But, as most political analysts speculated, if the political environment remains stagnant, Al-Wasat will be rendered as ineffective as all other political parties, which "would give the Brotherhood further credit, and further convince the group's members that their political ideas have no way of surviving outside the framework of the Brotherhood," El-Choubaki said.
Only in the highly unlikely scenario where the Brotherhood is sanctioned to become a legitimate political party, said El- Choubaki, would any real rift occur between "the old guard, with its religious propagandist approach and limited political vocabulary, and the middle generation, with its Islamist-leaning civil political approach".
The difference between the two generations, according to El- Choubaki, is "primarily in the manner in which they address the divine and the sacred."
The group's leadership (mainly from the old guard) urges piety and advocates Sharia (Islamic law). Another faction, while calling for the implementation of Sharia, "does so with a commitment to peaceful political endeavours". The latter faction mainly includes members of the middle generation, who readily "admit that their ideas are politically disputable, not divine mandates", El- Choubaki said. This more "modernist vision tackles religion as a culture more than a holy text".
That difference in perspective was the main catalyst that drove Madi and a group of former members to abandon the Brotherhood in 1996 and attempt to form Al-Wasat.
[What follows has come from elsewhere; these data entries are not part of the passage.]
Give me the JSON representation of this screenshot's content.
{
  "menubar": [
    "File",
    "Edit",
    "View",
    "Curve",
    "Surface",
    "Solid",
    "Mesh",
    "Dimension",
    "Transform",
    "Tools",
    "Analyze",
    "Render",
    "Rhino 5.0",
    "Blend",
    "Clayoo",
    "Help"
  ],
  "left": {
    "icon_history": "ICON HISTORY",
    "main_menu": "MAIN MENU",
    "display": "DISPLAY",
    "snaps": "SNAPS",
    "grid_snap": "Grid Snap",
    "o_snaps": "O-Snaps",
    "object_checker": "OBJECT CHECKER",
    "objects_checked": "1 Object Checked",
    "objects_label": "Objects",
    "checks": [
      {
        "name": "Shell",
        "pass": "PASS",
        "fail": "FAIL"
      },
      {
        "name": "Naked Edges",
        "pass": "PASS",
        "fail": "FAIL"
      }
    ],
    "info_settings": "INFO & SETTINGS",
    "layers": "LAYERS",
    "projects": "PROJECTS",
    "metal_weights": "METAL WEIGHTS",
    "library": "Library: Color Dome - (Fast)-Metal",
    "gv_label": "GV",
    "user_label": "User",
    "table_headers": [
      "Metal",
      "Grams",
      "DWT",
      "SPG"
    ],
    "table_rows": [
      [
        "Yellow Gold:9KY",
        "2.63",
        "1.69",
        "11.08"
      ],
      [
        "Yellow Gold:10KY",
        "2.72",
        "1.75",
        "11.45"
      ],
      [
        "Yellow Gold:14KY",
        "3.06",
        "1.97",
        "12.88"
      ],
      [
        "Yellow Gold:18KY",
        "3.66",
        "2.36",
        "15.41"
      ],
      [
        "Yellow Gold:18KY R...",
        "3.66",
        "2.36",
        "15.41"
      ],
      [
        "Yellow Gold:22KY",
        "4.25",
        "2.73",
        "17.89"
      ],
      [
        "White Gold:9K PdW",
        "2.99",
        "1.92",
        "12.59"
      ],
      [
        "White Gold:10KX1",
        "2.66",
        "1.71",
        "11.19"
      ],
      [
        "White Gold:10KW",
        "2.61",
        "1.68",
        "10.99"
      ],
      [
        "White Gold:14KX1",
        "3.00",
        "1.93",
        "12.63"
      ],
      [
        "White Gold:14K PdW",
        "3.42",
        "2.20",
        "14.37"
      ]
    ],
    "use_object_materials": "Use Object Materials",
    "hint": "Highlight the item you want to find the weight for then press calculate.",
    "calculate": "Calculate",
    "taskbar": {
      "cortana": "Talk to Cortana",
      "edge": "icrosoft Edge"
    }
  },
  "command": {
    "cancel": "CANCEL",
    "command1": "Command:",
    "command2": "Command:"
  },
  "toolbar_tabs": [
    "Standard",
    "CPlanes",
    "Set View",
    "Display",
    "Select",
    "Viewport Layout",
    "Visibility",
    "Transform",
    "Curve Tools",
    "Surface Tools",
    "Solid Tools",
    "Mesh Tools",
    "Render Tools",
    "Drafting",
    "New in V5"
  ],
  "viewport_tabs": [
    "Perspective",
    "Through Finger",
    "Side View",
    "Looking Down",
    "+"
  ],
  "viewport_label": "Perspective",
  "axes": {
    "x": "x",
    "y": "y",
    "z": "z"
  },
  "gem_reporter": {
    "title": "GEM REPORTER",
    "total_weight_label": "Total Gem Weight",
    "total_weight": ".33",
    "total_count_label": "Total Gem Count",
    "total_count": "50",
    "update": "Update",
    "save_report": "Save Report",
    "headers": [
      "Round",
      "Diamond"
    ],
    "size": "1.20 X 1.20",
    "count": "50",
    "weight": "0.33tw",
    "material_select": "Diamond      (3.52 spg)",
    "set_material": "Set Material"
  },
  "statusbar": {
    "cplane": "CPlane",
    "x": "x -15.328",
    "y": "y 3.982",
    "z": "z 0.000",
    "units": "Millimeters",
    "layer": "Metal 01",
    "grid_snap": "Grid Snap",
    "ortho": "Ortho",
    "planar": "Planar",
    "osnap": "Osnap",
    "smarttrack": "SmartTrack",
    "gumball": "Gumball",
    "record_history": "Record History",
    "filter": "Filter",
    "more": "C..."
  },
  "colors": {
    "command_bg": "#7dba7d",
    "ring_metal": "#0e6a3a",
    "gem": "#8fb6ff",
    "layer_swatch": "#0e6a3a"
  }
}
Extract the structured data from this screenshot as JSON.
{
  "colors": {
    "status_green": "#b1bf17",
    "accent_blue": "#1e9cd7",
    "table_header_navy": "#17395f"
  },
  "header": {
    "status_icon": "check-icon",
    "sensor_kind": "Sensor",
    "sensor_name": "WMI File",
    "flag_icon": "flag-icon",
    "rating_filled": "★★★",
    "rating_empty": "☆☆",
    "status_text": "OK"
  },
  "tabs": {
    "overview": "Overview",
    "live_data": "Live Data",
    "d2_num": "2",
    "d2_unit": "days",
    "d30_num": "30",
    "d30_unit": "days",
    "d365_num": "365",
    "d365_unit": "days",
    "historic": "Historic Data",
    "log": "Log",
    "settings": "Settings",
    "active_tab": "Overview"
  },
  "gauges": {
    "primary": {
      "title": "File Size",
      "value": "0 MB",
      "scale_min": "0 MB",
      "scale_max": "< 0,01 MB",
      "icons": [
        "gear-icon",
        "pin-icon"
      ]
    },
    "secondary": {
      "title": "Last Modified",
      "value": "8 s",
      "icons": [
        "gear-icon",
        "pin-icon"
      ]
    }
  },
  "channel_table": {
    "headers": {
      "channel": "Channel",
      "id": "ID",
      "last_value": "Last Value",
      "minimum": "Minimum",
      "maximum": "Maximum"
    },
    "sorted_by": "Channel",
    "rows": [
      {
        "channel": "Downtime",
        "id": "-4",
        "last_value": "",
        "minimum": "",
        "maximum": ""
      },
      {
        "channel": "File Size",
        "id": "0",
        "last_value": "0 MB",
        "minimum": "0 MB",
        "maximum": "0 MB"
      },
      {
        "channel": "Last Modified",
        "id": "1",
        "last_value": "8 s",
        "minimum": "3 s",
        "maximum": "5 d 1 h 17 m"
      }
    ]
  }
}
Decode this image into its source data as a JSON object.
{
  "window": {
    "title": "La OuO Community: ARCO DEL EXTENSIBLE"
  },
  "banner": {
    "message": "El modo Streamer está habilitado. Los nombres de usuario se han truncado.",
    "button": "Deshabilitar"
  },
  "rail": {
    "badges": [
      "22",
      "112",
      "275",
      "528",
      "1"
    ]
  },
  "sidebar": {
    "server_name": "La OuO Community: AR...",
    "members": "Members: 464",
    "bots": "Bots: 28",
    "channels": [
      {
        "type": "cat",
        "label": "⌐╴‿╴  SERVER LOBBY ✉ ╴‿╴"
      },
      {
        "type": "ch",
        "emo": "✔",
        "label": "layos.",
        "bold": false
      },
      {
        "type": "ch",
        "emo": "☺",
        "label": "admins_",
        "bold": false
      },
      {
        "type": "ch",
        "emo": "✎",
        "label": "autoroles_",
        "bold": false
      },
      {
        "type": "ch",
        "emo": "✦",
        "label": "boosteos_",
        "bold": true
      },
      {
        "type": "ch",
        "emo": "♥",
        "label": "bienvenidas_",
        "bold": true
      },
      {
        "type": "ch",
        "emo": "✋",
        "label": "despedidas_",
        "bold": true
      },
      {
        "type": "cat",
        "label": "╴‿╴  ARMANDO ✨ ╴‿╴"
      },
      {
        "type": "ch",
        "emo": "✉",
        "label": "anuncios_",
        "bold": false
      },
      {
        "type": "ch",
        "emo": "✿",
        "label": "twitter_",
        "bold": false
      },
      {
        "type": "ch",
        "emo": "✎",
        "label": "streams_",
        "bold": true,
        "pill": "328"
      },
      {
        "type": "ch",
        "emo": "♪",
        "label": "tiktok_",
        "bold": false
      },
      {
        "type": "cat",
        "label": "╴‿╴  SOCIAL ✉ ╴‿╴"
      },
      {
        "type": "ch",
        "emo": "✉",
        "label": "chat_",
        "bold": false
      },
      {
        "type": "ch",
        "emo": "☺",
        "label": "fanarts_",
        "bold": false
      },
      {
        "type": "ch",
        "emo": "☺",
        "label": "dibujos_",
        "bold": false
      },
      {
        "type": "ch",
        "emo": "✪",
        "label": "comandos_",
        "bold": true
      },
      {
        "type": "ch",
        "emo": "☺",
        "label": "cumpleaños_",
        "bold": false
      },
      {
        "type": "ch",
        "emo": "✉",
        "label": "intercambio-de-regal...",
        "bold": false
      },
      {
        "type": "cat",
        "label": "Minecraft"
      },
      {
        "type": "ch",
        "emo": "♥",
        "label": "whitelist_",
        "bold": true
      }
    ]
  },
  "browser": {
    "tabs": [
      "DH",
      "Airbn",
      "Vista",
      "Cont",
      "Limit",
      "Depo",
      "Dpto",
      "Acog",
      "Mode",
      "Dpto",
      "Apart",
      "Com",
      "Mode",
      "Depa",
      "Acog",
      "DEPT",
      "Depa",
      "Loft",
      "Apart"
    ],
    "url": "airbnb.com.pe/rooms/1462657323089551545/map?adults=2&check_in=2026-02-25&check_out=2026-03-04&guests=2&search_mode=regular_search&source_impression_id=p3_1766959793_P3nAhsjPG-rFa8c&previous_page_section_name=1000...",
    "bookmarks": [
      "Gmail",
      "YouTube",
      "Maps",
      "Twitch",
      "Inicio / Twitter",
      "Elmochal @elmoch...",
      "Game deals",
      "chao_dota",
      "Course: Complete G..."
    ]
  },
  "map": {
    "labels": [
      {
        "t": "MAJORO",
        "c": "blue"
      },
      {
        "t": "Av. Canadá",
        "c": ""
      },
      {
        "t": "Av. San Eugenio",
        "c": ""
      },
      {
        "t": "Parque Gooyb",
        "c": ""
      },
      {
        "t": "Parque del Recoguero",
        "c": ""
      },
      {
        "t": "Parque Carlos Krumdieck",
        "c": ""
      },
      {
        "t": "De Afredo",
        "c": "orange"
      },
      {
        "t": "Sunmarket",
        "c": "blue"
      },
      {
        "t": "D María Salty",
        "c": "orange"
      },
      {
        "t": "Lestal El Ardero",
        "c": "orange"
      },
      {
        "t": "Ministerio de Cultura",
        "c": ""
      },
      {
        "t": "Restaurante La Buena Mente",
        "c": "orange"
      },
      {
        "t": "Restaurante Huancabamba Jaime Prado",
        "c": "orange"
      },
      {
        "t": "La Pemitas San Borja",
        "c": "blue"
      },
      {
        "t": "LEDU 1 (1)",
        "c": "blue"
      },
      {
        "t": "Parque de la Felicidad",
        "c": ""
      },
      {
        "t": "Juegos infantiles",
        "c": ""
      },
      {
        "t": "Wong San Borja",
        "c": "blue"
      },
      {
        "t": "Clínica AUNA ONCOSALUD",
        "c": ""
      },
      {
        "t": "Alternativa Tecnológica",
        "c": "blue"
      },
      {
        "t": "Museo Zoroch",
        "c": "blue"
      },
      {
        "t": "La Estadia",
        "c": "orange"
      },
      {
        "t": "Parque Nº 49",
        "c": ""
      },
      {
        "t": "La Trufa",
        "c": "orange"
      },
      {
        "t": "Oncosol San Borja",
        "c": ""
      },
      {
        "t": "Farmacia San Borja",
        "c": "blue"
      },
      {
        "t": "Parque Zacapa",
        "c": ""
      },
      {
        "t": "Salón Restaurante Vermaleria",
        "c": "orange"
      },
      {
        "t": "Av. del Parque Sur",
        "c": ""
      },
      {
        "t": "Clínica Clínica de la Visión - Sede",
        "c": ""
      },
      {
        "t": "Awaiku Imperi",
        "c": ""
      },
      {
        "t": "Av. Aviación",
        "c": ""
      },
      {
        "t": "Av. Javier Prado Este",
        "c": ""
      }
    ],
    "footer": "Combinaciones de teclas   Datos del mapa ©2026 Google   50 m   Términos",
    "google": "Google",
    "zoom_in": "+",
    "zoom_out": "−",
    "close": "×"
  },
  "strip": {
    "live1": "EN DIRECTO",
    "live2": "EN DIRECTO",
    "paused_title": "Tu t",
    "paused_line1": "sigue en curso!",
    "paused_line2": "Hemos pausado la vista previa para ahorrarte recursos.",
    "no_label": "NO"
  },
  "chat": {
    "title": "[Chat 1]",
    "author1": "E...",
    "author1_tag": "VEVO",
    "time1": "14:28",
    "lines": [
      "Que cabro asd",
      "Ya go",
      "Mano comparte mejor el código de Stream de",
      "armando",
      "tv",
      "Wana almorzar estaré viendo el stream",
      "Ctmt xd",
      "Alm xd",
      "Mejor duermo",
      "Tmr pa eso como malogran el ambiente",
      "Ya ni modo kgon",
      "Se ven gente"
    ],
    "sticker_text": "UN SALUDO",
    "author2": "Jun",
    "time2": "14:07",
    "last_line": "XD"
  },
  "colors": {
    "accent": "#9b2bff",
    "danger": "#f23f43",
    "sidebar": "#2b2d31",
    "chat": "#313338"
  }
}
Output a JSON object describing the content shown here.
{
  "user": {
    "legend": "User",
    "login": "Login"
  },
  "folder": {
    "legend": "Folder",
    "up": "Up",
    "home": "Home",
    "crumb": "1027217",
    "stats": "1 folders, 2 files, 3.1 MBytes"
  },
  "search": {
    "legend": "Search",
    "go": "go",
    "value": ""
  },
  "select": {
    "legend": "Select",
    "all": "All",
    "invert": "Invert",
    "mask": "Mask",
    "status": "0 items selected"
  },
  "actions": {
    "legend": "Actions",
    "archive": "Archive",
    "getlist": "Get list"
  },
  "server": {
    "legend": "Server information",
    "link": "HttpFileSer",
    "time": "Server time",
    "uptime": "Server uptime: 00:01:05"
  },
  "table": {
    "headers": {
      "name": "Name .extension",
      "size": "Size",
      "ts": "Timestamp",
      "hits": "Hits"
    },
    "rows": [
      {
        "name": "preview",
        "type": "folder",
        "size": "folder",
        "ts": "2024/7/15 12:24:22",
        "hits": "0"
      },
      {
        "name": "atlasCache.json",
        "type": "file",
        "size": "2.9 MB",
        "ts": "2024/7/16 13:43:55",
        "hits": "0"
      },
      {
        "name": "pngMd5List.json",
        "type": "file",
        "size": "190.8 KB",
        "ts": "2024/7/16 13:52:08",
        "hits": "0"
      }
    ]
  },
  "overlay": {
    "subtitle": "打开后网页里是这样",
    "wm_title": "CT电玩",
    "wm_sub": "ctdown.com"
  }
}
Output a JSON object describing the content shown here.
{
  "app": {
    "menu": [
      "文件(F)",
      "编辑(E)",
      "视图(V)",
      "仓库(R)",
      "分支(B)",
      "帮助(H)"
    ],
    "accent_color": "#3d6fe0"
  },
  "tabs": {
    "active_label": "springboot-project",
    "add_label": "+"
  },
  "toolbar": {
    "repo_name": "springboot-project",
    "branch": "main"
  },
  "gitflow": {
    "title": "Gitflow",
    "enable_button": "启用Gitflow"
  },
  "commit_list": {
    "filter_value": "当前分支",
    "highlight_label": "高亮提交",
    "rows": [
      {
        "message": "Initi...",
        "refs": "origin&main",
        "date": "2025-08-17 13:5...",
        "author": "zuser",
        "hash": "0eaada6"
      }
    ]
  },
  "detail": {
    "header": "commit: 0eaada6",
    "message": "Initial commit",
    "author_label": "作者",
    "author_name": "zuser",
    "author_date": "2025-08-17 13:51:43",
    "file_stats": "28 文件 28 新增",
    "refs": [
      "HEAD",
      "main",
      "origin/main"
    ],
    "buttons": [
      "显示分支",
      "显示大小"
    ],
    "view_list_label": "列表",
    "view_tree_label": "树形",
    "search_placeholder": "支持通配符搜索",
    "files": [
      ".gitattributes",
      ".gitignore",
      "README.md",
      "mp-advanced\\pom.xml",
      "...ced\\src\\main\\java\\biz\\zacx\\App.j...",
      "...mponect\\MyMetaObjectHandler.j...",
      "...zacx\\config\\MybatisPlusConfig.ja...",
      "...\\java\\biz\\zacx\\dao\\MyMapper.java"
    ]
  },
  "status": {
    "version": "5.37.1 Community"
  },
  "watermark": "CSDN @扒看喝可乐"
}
While the Brotherhood itself discounts the splinter group as numbering fewer than eight former members, Madi insists that, "more than 200 members, who are politically active and have a clear-cut political agenda, have left the group over the past eight years."
Madi told the Weekly that, "we, the dissenters, disagree with the Brotherhood on mixing politics with daawa (religious advocacy). We believe that, to achieve any of our aims, the two cannot be mixed." Madi also attributed "the predominance of the old guard with its radical views", as well as the group's ongoing outlawed status -- "classified neither as a political party or a non- governmental organisation" -- as other reasons why some members abandoned the Brotherhood.
At the same time, Madi does not think Al-Wasat, if ever sanctioned by the government, will pose a threat to the Brotherhood's unity, because "we have a different civil and political agenda which regards Islam as a civilisation, not a religion, and accepts all people from all sects and religious backgrounds." As such, he said, "only a few Brotherhood members would fit our political perspective."
Abul-Futouh agreed that Al-Wasat was unlikely to attract many Brotherhood members for the "simple fact that its agenda does not accommodate the group's goals."
He also denied that there was any sort of clash within the Brotherhood's ranks: "We may have differences, but we also have an efficient and democratic mechanism to overcome them. There is no rift between the old guard and the middle generation, since we all agree that politics and religious advocacy are inseparable."
Abul-Fotouh was also optimistic that the Brotherhood would "ultimately manage to establish a political party because without the Brotherhood there can be no talk of democracy or political reform. The Brotherhood is here to stay."